In fact, most respect him and regard him as an important spiritual teacher. This was true for Pagan oracles in Classical times and remains true today. Pagans do not interpret his teachings in the way that Christian do, however. We do not believe he was the only begotten son of God, nor that believing in him is necessary for the remission of sins, nor do we believe in sins in the ways many Christians think of the term.
To us, it makes no more sense to say that this respectful lack of involvement is “hate” than to say that because I am not interested in becoming involved with someone, that means I “hate” them. No, I wish them well on their life journey, but theirs is not my journey. A far more interesting question is to why so many Christians persist in hating Pagans.
There’s Not a ‘Pagan Bible’ But There are Important Books
Witches often have a “Book of Shadows” or similar text, but we do not regard these as inerrant, and most of their contents are of rituals and other practices that have worked for us or others in the past. A Book of Shadows is more like a cookbook of recipes combined with a collection of inherited teachings than a source for sacred dogma. Pagans find their main teachings in the Sacred as it manifests in this world, because we focus on Spirit is immanent rather than transcendent.
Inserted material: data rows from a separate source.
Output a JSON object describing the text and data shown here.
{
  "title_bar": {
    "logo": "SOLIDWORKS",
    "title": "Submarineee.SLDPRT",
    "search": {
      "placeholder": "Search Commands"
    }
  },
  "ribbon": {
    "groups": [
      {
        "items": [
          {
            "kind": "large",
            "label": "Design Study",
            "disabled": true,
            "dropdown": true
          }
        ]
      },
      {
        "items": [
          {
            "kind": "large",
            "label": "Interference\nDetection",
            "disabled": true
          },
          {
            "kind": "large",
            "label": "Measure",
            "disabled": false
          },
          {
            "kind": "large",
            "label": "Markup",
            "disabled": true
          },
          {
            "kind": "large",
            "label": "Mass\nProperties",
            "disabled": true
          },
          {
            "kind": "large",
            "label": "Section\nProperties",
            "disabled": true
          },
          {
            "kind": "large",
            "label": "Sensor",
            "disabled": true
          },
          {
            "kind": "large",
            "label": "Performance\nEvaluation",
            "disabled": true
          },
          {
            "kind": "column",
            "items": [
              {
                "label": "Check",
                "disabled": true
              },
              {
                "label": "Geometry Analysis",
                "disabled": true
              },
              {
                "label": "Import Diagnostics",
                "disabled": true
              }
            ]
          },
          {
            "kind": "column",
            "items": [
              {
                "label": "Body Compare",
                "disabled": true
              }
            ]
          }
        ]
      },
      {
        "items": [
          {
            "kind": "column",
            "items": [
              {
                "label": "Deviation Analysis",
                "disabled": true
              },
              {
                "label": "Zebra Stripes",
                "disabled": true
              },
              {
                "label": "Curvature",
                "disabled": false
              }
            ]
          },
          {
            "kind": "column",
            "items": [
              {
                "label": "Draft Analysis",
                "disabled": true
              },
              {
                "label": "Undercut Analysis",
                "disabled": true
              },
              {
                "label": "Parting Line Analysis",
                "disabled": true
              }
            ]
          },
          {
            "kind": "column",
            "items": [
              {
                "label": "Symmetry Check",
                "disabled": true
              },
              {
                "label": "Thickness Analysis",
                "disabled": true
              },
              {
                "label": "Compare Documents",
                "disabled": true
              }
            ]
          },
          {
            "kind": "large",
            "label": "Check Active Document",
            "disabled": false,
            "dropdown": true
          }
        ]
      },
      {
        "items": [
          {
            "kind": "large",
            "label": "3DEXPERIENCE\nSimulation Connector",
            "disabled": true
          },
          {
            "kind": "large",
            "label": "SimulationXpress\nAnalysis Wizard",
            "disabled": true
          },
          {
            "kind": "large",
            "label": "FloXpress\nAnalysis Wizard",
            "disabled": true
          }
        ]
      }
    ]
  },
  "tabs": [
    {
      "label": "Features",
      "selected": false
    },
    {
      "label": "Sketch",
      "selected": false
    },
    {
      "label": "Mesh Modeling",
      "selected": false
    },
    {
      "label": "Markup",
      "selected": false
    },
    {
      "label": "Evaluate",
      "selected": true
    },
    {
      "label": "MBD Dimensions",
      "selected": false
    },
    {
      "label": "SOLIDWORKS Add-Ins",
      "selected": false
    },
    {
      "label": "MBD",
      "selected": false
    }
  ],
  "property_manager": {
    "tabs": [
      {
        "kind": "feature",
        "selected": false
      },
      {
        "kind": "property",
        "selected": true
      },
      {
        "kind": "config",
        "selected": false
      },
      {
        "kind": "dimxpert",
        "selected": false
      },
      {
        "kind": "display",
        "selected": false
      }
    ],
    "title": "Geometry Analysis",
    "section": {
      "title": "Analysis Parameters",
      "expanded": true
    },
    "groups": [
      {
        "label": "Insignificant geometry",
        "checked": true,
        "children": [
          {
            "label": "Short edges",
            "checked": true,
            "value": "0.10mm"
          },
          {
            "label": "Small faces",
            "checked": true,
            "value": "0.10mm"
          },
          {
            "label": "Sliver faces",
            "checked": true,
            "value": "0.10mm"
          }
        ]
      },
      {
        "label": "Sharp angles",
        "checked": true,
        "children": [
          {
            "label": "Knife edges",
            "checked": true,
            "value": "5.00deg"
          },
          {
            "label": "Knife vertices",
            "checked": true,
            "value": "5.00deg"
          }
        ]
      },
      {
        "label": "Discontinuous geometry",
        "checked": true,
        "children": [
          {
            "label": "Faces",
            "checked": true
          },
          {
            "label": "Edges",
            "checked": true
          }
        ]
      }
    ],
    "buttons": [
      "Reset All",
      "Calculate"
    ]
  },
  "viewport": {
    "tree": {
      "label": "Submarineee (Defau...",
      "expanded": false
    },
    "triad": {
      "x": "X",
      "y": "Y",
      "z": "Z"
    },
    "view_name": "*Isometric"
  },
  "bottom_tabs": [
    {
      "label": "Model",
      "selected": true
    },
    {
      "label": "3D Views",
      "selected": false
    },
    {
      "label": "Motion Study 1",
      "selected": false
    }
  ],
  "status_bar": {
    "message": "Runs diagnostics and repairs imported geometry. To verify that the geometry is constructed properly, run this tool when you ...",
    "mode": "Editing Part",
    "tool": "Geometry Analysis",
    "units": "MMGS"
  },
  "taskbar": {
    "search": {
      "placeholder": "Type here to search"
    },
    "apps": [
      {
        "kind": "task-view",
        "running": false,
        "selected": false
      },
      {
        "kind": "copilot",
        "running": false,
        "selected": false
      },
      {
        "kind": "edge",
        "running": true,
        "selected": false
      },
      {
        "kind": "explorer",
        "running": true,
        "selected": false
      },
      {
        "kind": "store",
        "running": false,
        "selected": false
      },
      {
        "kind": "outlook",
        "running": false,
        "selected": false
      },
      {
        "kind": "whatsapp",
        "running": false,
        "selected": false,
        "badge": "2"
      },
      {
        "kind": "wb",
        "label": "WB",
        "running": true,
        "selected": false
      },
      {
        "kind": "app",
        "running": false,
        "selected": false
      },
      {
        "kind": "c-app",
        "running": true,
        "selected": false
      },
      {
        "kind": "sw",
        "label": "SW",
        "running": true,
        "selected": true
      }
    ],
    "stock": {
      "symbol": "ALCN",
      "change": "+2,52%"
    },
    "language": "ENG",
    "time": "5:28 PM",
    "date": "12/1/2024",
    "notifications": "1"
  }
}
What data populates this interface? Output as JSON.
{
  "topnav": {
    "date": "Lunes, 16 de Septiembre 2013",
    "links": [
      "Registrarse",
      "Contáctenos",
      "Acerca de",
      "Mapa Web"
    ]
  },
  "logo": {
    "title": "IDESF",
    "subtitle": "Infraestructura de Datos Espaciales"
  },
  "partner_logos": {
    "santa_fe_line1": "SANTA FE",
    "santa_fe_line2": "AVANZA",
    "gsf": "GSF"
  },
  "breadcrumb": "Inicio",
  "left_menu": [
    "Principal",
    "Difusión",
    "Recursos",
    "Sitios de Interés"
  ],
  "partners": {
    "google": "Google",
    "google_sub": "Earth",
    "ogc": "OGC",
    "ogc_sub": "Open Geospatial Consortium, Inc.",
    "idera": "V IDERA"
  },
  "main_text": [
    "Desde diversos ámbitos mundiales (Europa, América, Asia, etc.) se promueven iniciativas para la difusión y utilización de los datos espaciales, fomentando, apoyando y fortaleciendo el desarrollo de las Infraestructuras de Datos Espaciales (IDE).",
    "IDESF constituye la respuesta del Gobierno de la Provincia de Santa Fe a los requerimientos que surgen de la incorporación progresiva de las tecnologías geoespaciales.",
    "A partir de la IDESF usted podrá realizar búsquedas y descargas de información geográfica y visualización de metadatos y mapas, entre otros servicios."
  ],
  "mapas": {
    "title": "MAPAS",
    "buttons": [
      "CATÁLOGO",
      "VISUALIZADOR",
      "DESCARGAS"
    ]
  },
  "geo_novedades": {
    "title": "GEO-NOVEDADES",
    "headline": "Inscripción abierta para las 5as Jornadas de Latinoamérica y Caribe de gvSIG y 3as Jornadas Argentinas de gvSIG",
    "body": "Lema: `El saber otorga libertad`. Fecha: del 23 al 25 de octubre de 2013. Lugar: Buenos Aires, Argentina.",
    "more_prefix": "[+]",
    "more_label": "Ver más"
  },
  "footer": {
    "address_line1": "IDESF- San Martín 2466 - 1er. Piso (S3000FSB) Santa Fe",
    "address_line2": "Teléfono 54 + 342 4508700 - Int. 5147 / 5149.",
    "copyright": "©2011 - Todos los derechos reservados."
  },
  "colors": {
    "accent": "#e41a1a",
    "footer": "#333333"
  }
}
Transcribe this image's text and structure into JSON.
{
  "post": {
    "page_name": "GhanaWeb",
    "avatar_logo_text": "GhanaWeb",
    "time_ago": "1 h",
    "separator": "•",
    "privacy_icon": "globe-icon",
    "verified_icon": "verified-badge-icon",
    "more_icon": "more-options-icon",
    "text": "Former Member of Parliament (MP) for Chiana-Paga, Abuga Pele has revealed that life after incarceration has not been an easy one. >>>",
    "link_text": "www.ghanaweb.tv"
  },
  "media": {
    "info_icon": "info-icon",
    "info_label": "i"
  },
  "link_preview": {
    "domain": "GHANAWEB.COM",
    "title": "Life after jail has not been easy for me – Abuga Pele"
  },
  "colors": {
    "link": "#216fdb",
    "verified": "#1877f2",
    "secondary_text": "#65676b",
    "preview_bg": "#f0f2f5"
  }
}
We find wisdom in the cycles of our lives and in the seasons, and in the many other ways that Spirit manifests in this world. Because our world is so varied, different Pagan practices focus on the Sacred through different aspects of our world, but all regard spiritual experiences of and in our world, as well as through our Gods, as our chief source of spiritual knowledge.
Pagans Don’t Worship Satan. They Don’t Even Believe Satan Exists.
Pagans do not believe in Satan, let alone worship such a being. Pagans believe our world is a manifestation of the Sacred, and is not fallen. As a consequence, its spiritual powers are worthy of veneration and honor. While because in human beings freedom and ignorance exist together bad things inevitably happen, Pagans do not think there is any need to posit an ultimate source of evil, or even that such an idea makes much sense.
Magick Is Not What You See in Vegas
Many modern Pagans spell magick with a ‘k’ to distinguish it from stage magic. Pagans use magick primarily for healing work, but it is also used to provide protection for people and places, helping someone get a job or place to live, and even for finding parking places. The skeptic will say magick is simply a fancy name given to coincidences. This leads to my personal favorite description of how magick works: the non-coincidental accumulation of meaningful ‘coincidences.’
Gus diZerega blogs for Beliefnet at A Pagan’s Blog. He is a political scientist/theorist with a PhD from the University of California at Berkeley. He is the author of Pagans and Christians: The Personal Spiritual Experience, (Llewellyn, 2001) and (with Philip Johnson), Beyond the Burning Times: A Pagan and Christian in Dialogue (Lion Hudson, 2008) While living and working as an artist and craftsperson to finance his degree, he met and later studied with teachers in NeoPaganism, the earth religions more generally, and shamanic healing.